Perspectives on Peloton

September 26, 2019

Today, Peloton goes public.  Since its founding, I’ve thought a lot about the company’s model and its ability to keep people motivated and engaged to stay active and healthy.  In honor of their big day, I’ve been reflecting on some key lessons from Peloton that we can apply to our work in the corporate learning space:

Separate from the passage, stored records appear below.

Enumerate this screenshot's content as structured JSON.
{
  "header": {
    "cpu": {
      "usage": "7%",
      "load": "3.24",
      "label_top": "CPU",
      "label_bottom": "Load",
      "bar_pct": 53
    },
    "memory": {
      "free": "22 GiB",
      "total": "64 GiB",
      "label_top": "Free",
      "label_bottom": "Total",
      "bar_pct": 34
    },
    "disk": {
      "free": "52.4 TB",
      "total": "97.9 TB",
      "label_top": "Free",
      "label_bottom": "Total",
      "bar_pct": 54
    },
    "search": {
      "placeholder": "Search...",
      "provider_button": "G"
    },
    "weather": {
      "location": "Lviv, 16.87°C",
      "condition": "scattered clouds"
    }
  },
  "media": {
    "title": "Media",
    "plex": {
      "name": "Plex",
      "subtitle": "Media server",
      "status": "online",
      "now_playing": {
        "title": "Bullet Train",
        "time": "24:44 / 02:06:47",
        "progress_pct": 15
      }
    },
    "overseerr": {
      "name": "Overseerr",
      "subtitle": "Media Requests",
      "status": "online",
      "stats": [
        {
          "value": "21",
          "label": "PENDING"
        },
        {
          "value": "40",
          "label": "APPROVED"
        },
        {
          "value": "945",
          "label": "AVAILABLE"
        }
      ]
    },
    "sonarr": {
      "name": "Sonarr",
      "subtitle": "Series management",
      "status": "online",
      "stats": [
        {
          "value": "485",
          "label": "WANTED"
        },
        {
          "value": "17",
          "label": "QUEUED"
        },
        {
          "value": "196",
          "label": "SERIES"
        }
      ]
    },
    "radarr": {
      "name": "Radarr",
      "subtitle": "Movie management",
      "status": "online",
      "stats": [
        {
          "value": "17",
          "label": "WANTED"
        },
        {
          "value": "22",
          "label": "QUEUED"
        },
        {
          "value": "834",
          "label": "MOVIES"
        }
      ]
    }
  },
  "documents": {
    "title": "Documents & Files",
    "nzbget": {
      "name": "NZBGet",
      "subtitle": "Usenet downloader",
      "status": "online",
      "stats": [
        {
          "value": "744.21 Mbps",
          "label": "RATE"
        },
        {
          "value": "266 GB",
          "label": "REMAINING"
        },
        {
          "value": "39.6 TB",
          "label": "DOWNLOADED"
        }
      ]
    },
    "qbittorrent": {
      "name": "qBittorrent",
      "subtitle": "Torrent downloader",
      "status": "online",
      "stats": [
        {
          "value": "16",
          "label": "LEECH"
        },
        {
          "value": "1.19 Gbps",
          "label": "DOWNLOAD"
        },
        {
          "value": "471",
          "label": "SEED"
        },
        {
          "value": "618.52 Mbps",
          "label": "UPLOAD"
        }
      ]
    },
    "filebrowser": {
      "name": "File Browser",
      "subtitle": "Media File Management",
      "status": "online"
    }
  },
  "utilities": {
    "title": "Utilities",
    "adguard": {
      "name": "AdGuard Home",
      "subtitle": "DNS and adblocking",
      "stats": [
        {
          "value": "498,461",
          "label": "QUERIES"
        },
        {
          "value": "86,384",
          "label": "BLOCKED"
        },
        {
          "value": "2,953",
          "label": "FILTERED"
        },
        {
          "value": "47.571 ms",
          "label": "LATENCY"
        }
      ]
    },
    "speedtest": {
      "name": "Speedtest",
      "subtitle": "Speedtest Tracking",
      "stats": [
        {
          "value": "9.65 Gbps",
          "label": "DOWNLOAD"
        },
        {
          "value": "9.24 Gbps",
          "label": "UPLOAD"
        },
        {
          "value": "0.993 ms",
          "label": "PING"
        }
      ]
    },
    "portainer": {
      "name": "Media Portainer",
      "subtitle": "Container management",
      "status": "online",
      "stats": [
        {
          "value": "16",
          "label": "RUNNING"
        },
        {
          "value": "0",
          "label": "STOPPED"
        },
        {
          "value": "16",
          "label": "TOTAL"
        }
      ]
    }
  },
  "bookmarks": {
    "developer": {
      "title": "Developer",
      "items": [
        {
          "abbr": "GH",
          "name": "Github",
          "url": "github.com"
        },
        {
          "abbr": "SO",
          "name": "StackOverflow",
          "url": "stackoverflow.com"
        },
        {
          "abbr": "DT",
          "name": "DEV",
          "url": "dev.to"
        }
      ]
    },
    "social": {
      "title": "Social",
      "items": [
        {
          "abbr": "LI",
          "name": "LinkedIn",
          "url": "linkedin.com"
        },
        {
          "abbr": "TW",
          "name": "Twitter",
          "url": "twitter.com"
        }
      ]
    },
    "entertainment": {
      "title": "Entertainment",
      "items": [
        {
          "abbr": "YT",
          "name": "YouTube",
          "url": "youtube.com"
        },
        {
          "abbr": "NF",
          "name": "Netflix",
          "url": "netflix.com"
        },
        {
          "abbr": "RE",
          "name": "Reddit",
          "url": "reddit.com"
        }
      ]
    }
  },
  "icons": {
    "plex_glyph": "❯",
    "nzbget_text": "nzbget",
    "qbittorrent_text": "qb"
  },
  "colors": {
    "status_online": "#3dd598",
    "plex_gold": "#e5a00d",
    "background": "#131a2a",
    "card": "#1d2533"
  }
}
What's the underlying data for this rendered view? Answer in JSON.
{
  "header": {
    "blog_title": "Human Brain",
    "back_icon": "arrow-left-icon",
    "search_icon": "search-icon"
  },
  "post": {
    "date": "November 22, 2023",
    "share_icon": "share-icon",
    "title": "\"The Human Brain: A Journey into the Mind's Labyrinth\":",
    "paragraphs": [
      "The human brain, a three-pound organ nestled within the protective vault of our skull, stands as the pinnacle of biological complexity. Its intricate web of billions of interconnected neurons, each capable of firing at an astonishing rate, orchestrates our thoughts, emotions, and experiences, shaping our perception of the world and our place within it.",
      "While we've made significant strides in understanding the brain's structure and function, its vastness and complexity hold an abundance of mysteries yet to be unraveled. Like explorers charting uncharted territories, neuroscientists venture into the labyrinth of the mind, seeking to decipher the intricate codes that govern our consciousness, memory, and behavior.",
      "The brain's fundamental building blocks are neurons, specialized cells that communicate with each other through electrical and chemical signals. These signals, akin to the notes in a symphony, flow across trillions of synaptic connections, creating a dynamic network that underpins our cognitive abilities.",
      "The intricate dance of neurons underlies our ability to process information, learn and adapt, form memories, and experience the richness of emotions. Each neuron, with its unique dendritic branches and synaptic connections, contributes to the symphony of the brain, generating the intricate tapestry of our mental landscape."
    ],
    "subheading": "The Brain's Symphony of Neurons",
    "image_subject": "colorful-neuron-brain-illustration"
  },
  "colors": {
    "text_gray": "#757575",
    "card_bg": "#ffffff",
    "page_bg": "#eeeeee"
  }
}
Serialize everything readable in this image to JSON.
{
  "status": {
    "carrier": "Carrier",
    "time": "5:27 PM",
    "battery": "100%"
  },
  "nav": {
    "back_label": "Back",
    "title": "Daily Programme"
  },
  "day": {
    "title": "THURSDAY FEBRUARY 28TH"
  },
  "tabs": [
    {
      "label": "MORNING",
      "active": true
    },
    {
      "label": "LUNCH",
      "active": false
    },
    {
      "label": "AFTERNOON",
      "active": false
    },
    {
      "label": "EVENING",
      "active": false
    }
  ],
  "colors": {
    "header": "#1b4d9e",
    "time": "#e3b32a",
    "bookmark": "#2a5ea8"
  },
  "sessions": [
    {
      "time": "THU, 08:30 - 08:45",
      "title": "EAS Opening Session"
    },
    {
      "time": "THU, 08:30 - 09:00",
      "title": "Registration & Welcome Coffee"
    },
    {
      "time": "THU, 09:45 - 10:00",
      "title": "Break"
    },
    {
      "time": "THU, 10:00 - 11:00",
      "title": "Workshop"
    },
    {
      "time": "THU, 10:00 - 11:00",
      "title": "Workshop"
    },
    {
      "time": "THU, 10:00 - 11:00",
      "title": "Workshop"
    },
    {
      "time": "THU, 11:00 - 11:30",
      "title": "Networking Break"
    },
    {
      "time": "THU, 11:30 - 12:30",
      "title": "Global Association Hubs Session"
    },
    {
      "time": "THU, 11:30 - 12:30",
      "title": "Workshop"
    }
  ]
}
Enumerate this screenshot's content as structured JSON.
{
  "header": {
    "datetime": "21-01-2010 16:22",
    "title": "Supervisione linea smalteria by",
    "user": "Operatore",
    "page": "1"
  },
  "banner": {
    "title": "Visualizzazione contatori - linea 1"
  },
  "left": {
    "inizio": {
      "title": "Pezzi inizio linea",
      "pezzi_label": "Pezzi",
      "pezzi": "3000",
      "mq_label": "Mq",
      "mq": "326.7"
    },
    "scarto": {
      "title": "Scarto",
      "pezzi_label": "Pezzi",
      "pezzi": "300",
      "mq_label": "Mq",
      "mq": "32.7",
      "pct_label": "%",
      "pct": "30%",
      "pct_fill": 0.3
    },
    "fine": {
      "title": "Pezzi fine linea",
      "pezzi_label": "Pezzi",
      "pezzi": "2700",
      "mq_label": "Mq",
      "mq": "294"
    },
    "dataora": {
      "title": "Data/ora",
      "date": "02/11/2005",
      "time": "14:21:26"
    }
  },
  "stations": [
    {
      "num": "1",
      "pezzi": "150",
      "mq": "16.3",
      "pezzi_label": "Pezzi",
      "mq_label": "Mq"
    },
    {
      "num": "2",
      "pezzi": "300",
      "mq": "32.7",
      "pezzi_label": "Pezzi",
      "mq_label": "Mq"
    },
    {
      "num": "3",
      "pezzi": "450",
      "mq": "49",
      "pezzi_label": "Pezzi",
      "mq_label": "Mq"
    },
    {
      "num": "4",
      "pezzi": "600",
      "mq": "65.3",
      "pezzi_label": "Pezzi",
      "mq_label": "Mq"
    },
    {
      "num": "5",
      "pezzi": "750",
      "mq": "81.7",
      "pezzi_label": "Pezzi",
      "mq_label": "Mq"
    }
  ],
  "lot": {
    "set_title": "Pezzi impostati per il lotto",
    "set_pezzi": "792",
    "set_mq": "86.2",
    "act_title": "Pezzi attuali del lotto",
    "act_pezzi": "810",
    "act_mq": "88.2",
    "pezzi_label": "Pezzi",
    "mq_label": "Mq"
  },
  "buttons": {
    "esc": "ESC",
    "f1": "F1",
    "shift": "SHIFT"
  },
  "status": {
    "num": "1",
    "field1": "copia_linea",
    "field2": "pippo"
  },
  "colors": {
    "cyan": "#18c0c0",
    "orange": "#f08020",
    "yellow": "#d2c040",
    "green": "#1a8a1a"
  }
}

  1. Investment drives commitment: There is something about forking over the initial payment for a Peloton bike that creates a different kind of attachment to the program. You’re not just signing a contract at a health club.  Rather, you receive your own piece of equipment delivered to your door that can be tailored to your size. And needs.  There is anticipation as you wait for the bike, and there is a sense that you are embarking on a journey.    In the same way, anytime we set out on a major change initiative or quality campaign, a definitive launch which allows learners to see the thought and planning for the journey sets the program up for success.  That’s one of the reasons I’m so motivated by kickoff experiences that set the roadmap, provide essential tools and allow learners to visualize what success looks like.  This initial step delivered virtually or in person creates the same kind of attachment that I had to my new bike.  Someone has invested in me.  I owe it to them and to myself to excel.
  2. Customization drives commitment: My Peloton bike knows which instructors I like, the length of the ride that makes the most sense for me, and the best way for me to stretch and cool down. My whole experience is tailored to what I need.  We have so many clients that want us to help design learning to drive adoption of tools and integration.  However, they often deliver with a one size fits all mentality.  If Peloton can tell you what type of instructor will drive accountability, we should be tapping into AI and data to deliver very customized instruction that meets the immediate needs of a learner.  If we can use analytics to scratch the itch when a learner needs it, we make it more likely for them to come back and explore other tools that could be helpful.
  3. Energy drives commitment: The reason that I get on my Peloton is because it is fun. There is community as I compete with others on the leaderboard.  The instructors are energetic and don’t take themselves too seriously. The whole culture makes achieving goals worth it.  That’s a secret for success in any business context.  Bring really interesting people to an energetic environment.  Allow them to present with passion and create a place for accomplishment.  Bring in gamification, competition, and regards.  Make learning fun again.

I’m waiting for the bell to ring for Peloton’s trading to begin.  However, no matter what happens on the exchange with their stock, I’ve learned a lot from Peloton for our own business.  What can that company teach you about the way you learn?